At least when marinated in Italian dressing, prairie dog isn’t half-bad table fare, a South Dakota man who once dined on the burrowing rodents told Cowboy State Daily.
Considering that the typical prairie dog diet is similar to that of cottontail rabbits, it should come as no surprise that the meat of the two critters is of similar quality, said Gerald Jasmer.
“If you consider what prairie dogs eat — other than the fact that they can be little cannibals — they eat the choicest shoots and the most tender grasses,” he said. “Their diet is similar to that of a bunny. And bunnies sometimes eat their own poop, but people still like rabbit meat.”

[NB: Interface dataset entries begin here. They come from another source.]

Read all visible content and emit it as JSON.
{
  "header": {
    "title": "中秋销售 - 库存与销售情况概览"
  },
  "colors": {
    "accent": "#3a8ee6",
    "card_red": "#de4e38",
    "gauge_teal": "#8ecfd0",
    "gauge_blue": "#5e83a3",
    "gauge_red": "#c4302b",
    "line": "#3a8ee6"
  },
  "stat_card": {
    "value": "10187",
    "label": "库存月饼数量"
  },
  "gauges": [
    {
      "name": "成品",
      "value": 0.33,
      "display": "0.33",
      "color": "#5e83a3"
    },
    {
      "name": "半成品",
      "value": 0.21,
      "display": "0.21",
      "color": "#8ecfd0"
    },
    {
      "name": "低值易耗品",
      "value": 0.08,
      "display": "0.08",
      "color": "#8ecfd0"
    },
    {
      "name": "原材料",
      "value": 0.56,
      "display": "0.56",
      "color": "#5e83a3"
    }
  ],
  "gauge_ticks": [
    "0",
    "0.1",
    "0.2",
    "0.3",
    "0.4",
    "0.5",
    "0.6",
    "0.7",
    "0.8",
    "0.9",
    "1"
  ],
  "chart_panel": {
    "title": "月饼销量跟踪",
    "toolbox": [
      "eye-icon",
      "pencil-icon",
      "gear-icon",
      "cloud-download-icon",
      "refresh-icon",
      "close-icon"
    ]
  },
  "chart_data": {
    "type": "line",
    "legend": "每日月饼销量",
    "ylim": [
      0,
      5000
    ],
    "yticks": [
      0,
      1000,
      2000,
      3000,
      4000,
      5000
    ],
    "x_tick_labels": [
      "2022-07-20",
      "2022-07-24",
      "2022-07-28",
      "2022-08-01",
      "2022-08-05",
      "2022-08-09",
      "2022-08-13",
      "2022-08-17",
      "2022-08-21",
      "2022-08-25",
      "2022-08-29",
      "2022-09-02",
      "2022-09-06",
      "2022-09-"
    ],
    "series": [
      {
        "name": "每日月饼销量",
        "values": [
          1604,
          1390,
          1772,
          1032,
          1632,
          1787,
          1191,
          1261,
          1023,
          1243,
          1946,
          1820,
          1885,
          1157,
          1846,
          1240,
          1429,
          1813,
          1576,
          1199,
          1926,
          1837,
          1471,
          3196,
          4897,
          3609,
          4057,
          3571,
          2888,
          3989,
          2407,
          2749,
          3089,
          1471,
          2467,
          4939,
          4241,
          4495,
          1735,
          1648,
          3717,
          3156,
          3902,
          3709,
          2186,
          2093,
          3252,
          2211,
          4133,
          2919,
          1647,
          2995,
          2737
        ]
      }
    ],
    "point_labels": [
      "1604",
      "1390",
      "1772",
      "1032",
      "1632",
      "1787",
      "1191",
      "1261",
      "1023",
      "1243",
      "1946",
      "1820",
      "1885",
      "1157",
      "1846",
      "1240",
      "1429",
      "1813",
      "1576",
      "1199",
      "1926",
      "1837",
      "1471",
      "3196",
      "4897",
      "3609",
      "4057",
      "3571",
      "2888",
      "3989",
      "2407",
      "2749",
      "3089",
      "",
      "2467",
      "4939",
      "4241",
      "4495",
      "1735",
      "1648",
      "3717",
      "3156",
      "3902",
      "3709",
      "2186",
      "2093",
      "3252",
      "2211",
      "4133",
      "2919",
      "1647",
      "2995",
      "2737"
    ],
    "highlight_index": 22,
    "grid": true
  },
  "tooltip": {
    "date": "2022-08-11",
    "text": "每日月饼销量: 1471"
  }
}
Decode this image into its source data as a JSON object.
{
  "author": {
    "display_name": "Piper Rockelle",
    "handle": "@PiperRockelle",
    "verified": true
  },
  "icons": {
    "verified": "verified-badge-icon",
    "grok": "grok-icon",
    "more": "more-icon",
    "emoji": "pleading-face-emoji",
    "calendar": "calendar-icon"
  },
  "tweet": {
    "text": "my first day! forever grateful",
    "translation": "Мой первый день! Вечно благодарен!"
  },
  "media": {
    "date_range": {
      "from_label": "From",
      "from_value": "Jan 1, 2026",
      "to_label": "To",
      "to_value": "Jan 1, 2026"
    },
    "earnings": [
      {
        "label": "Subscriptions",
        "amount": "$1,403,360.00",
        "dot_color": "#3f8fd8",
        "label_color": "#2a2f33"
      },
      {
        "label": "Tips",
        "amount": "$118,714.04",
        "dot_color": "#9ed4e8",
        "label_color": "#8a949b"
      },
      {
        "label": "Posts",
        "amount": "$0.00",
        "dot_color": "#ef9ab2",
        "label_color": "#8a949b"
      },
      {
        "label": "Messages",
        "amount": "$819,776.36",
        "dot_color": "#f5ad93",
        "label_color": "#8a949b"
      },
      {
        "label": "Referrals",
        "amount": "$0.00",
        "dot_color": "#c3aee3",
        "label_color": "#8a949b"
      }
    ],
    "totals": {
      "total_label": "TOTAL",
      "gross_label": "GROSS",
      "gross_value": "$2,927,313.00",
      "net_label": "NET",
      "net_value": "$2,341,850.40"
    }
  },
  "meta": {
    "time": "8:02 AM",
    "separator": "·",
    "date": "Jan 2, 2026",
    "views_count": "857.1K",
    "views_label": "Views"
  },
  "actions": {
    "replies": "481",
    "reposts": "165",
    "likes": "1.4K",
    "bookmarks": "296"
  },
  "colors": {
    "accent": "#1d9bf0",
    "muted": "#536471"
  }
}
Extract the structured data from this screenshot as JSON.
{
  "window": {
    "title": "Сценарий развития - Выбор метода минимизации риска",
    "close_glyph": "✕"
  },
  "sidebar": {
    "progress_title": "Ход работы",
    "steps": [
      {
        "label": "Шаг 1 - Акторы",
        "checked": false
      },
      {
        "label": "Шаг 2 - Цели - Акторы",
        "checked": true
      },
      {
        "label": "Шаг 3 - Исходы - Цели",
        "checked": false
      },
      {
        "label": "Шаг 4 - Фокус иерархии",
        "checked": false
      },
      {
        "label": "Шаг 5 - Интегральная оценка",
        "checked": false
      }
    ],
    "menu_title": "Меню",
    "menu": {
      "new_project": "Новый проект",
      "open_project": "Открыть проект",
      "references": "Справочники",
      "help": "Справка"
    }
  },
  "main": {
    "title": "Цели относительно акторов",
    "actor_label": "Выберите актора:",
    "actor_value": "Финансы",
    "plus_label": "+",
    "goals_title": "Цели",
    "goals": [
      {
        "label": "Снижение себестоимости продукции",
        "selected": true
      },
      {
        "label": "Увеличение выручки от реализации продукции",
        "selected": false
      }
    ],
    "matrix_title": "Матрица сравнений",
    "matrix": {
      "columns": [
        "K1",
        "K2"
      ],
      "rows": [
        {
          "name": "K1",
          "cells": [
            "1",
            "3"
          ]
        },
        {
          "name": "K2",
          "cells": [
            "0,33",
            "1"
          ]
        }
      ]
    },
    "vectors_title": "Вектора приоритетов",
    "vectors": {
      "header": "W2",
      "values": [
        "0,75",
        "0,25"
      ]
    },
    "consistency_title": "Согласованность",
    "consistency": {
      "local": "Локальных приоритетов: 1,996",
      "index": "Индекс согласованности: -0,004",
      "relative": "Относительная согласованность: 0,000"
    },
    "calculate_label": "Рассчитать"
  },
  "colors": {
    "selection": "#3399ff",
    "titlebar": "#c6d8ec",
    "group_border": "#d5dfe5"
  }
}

Prairie dogs were on the menu during a conservation dinner in western Nebraska he helped organize in the 1990s.
“I would guess that 15-20 men and women tried them and I believe the honest ones would say that the prairie dog tasted better than the prairie grouse. I would eat it again, as long as I could follow it up with a well-prepared bison steak,” Jasmer said.
Jasmer reached out and shared his story with Cowboy State Daily in response to a recent story about what animals to eat in a survival situation, in which some Wyoming outdoorsmen balked at the idea of ever having to resort to eating prairie dogs.
Long Conservation Career
Jasmer recently retired from a career with the USDA’s Natural Resource Conservation Services. He worked in several states, including Wyoming, Nebraska and South Dakota.
An avid hunter and angler, he still frequently returns to Wyoming, most recently for an elk hunt with family near Casper.
“Out of a party of four, two of us harvested cow elk. I didn’t get one, but I helped my nephew get his first elk ever,” Jasmer said.
Regarding dining on rodents, he explained how the dinner, which included prairie dog hindquarters, came about.
“In the early 1990s, I helped organized a meeting of range management specialists and wildlife biologists in western Nebraska. Prior to a great dinner of bison steak, we had appetizers of prairie chicken, sharp-tailed grouse and prairie dog hindquarters,” he said.
“We marinated each in zesty Italian dressing and grilled them,” he added.
The idea was, because the event was organized around prairie conservation, a full range of prairie wildlife should be on the menu, Jasmer said.
He and a colleague had shot the prairie dogs themselves.
“I removed hind and a few front quarters, skinned and froze them,” Jasmer said. “When I skinned out the individual quarters of the rodents, I left the feet and ‘claws’ on to differentiate them from grouse drumsticks — and because they looked cooler that way.”
However, the cooking process produced some frightening-looking results.
“I had not anticipated that the heat of the grill would cause their tendons to tighten and pull the toes and nails into a rather scary and sad contracted claws. This alone put a few people off from sampling them. But they also served as nifty toothpicks,” Jasmer said.
His own personal assessment is that the prairie dog hindquarters, while certainly palatable, weren’t exactly a delicacy.
“They certainly weren’t as good as the bison steak we had a little bit later,” he said. “And I’m not going to lie and tell people they tasted like chicken.”
Watch Out For Those Fleas
If anybody is considering shooting and cooking some prairie dogs for themselves, Jasmer adamantly advises they watch out for fleas on the animals’ hides.
Prairie dogs can sometimes carry the plague, which can be transmitted to humans through flea bites.
It’s best to wait for cooler weather, and to hang back and let the prairie dog carcasses cool off before skinning them, Jasmer said.
“We did shoot them during the fall, when there were cooler temperatures. And we shot them out of a prairie dog town that looked healthy. When plague hits a prairie dog town, it tends to wipe them out,” he said.
“We let them cool down quite a bit after we shot them. Fleas tend to jump ship when a carcass cools,” he added.
Better Than Ducks
So, when prepared properly, prairie dog isn’t nearly as bad as some people imagine it to be, Jasmer said. Although he’s still more fond of the Wyoming elk steaks from his family’s recent hunt.
He added that he also enjoys duck hunting, which South Dakota is famous for, but he tends to give his ducks away to other people because he thinks the meat has a gamey “liver” flavor to it.
“I’d still eat a prairie dog before I’d eat duck,” he said.
Mark Heinz can be reached at firstname.lastname@example.org.